The people considering a move tend to be younger and looking for better jobs and economic opportunities. Table 1 [on page 3 of the report]shows a steady decline in the average size of the households moving to Minnesota, dropping from households with 1.94 exemptions per return in 1996 to 1.75 in 2010. This drop suggests that fewer families are choosing to make Minnesota their home.
We’re getting an influx of college students and lonely drifters. Families in their peak earning years? Not so much.
The conclusion? The CAX puts it diplomatically:
The data reviewed in this report show first and foremost that Minnesota is consistently losing the battle to attract people and income to the state. Year after year the state on net loses thousands of people and undreds of millions of dollars. Regardless of how large the loss is, it is a loss which demonstrates Minnesota is not competing well with the rest of the country. That’s a fact that should be worrisome to every Minnesotan.
I don’t need to be diplomatic; the data show us that tough economies and high taxes didn’t even mix in the 2000s, when we had a government that was split between bobbleheaded spendthrift DFLers and responsible Republicans, and we held onto sanity by our fingernails.

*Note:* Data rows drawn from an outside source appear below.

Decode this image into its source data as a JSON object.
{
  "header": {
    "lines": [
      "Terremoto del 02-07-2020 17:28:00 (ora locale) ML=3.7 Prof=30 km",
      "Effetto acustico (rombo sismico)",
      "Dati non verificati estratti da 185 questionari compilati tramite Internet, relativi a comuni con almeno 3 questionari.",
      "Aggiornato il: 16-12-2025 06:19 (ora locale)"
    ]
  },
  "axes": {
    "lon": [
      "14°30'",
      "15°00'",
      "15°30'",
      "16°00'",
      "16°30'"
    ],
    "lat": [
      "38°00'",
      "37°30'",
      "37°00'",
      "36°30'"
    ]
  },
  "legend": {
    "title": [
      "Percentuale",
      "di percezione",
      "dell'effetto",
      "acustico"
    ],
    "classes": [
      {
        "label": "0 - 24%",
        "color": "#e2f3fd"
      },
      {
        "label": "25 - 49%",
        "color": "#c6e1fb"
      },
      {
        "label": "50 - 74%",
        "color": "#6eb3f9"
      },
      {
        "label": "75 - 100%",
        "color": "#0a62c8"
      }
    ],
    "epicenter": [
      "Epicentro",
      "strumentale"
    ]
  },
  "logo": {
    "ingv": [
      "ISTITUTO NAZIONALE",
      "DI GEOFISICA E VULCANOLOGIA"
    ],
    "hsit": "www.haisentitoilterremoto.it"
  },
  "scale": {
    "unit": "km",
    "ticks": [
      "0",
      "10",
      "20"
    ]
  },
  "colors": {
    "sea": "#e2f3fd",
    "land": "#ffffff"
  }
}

I can’t tell you the number of middle-class, hard-working, tax-paying people I know who’ve told me to pencil them in for anything happening more than 6-12 months out; they’re looking to move someplace where they aren’t forced to be happy to pay their hard-earned income for a Minnesota that just gets worse and worse.